UN Seeks $1.05bn Humanitarian Intervention For North-East
•Records $196m Shortfall In 2017, Launches 2018 Response Plan
To meet its 2018 humanitarian intervention programmes in the North-east where Boko Haram insurgency has affected more than 10 million people, the United Nations weekend, said it requires $1.05 billion assistance.
The world body said the 2018 Humanitarian Response Plan appeal was pecked at “$1.05billion, people targeted in Borno, Adamawa and Yobe States, 6.1 million: number of partners participating in the HRP: 60, number of projects included in HRP 173.”
The UN also disclosed that it recorded a shortfall of $196 million in donations from the targeted $1 billion for humanitarian intervention in the North-east of Nigeria in 2017.
Following severe humanitarian conditions and insecurity occasioned by the insurgency, the UN in collaboration with other international organisations and government have been actively leading in humanitarian assistance in the North-east in the last nine years,
Edward Kallon, UN Humanitarian Coordinator in Nigeria, who made the disclosure weekend at the launch of the 2018 Humanitarian Response Plan for the North-east in Abuja, however announced a target of $1.05 billion for 2018.
Kallon explained that the fund which is expected to come from about 60 donor organisations, would be expended on 173 projects and would impact on the wellbeing of 6.1 million people in the three most ravage states in the region; Borno, Adamawa and Yobe States.
He commended the partners for their contributions and expressed optimism that through their support, the 2018 Humanitarian Response Plan would be successful.
“In 2017, donors – who are represented here today -funded the plan generously.
“The $1 billion appeal was 70 per cent funded by the end of the year – representing more than $740 million, a staggering amount that actually meant that Nigeria was one of the most funded appeals globally.
“The donor commitment was extraordinarily impressive, and one of the most remarkable I have seen in career.
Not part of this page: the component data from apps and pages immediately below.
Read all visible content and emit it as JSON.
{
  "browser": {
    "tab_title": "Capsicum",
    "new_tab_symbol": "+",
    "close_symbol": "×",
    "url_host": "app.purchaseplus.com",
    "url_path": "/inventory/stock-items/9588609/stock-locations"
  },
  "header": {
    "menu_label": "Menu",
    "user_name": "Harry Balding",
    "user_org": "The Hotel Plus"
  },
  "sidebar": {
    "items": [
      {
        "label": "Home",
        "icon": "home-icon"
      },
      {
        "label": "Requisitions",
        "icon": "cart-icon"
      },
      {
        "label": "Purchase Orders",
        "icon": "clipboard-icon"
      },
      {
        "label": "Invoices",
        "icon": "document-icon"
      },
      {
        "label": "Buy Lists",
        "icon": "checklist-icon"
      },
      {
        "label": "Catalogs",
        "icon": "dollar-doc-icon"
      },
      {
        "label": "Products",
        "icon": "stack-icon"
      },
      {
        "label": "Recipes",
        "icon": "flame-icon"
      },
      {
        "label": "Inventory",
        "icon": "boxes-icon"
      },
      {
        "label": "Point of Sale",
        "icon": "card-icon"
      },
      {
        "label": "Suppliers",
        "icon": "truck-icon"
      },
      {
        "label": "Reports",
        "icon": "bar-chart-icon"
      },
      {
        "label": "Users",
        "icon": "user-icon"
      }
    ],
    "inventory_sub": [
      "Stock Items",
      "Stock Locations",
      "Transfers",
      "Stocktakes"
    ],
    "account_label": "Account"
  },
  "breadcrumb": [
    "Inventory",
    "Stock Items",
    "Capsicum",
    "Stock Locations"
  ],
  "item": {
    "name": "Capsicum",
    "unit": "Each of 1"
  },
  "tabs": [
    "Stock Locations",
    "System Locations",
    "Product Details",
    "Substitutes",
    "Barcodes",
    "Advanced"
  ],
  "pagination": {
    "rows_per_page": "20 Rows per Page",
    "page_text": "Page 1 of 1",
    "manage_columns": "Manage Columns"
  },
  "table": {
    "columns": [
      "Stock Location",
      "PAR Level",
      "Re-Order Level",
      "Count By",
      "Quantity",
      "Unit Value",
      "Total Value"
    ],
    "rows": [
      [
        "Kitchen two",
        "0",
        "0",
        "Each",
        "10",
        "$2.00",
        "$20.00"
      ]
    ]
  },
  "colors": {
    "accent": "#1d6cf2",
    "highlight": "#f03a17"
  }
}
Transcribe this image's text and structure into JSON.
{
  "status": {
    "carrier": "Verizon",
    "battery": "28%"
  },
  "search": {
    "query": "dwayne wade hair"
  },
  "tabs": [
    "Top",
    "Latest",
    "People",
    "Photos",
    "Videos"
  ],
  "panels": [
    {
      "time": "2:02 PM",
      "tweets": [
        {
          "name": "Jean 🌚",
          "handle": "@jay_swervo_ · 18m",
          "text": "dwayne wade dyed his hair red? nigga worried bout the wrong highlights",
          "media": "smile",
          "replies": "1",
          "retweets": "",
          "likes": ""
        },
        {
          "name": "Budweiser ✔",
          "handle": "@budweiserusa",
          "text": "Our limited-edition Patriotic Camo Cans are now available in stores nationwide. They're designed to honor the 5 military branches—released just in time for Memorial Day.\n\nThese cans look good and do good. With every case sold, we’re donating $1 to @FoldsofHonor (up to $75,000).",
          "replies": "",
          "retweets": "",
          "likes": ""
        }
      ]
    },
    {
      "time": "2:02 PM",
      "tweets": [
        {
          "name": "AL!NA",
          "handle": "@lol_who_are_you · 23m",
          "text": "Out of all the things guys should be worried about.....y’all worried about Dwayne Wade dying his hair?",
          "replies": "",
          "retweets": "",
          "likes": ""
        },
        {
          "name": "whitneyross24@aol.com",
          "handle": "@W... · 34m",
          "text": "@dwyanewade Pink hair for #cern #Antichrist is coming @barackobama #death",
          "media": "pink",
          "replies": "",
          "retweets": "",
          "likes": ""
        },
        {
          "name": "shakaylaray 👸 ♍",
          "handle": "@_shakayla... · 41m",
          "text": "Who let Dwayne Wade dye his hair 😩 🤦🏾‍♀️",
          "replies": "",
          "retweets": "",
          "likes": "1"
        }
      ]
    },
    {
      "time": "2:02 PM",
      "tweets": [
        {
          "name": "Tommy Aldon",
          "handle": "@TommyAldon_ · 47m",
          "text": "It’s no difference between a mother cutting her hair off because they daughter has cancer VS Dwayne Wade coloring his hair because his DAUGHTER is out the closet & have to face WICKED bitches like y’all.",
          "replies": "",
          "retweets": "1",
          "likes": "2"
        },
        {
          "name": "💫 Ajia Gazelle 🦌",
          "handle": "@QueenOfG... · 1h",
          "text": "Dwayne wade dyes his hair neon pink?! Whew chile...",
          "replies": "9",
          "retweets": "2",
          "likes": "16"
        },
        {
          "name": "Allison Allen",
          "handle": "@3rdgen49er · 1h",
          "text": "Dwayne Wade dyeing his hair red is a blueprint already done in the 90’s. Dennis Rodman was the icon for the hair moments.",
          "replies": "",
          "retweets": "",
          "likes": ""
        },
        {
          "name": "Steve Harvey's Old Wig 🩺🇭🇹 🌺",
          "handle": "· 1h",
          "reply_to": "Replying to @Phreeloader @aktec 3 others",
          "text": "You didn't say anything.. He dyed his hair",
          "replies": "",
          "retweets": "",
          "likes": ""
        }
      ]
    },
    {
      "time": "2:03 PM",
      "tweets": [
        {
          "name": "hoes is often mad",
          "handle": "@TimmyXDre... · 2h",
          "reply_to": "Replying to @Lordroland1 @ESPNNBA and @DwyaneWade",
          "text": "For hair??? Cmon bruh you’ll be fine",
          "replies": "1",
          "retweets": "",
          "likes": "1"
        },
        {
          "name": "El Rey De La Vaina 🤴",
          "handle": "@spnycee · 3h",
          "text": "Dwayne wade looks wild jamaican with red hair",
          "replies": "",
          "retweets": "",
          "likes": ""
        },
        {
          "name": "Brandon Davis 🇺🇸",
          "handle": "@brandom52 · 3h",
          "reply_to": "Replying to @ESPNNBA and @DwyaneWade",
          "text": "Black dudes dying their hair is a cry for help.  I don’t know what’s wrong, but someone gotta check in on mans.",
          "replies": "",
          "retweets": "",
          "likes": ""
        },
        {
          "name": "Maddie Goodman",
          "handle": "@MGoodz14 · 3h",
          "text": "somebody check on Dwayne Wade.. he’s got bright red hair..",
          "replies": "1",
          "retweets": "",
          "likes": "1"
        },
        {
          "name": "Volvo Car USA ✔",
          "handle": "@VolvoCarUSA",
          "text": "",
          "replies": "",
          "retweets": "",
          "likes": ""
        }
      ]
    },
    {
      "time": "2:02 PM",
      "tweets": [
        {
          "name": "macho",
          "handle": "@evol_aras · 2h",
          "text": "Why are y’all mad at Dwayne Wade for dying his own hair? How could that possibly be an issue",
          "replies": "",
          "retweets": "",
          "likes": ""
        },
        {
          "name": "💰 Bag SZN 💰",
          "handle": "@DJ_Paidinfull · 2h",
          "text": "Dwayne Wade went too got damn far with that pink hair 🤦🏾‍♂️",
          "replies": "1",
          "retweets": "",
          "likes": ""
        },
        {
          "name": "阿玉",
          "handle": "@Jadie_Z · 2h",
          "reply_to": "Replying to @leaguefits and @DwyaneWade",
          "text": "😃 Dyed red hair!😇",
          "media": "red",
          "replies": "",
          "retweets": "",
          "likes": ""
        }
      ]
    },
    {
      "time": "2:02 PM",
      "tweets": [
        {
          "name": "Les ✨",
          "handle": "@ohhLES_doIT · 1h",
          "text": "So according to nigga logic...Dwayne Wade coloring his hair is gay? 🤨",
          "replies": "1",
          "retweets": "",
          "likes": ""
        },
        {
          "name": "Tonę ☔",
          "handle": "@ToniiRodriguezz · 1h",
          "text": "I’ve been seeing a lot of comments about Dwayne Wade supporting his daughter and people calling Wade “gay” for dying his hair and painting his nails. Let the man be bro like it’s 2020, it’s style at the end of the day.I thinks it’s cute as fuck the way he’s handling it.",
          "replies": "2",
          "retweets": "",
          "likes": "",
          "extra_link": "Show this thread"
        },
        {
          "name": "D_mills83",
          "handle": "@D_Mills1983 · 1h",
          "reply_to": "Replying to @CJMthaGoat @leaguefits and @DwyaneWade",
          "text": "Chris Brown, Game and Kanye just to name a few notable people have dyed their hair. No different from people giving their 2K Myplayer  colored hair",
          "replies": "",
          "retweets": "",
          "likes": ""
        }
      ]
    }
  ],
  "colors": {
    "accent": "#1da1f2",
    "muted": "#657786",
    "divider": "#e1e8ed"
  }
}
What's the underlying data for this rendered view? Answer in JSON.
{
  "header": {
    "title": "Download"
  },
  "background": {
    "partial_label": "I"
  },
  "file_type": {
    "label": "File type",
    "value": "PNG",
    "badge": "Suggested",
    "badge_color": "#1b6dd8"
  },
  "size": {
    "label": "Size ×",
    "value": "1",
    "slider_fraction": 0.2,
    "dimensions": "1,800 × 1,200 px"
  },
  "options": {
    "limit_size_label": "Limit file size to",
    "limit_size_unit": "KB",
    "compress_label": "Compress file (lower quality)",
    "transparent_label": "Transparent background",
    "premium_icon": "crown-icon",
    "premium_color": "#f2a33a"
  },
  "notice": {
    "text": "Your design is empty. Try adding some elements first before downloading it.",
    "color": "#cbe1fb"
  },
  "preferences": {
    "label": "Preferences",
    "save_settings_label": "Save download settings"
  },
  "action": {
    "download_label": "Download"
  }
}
The total donated to the humanitarian response last year, including HRP and non-HRP interventions, reached $945 million.
“We have also committed this year to including any carry over from last year, so as to be entirely transparent when it comes to funding. The carry-over from the 2017 HRP to the 2018 HRP will be an estimated $196 million. This means that this sum has already effectively been raised and allocated to the 2018 HRP,” he said.
The envoy also stated that the 2018 intervention is aimed at building on the humanitarian work carried out in previous years, adding that it is anchored on three strategic objectives.
They include; Provision of life saving emergency assistance to the most vulnerable people in conflict affected areas ensuring that assistance is timely and to scale; Ensuring that all assistance promotes the protection, safety and dignity of affected people, and is provided equitably to women, girls, men and boys.
The third one is to assist people kick start their lives again and also reconstruct the foundations of their lives so that they are better prepared to face crises.
He further said the 2017 HRP provided live saving assistance to 5.6 million people in the North East, thereby, reducing the number of food insecure people from 5.1million to 3.9 million.
“A cholera outbreak was contained through the innovative use of an oral vaccine. 1.3 million farmers were assisted to help improve agricultural production. And thousands of children were supported to go to school, against all odds,” he said.
Kallon, however, called for a political solution to the challenges in the North-east, to prevent the crisis from degenerating in 2018.
Responding on behalf of the federal government, Minister of State for Budget and National Planning, Hajiya Zainab Ahmed, thanked the international community for rallying support for Nigeria at her time of need.
She also acknowledged efforts by the multinational task force and the military for liberating communities hitherto in the enclave of Boko Haram, adding that the country has now moved from acute crisis to a situation where people are now returning to their homes.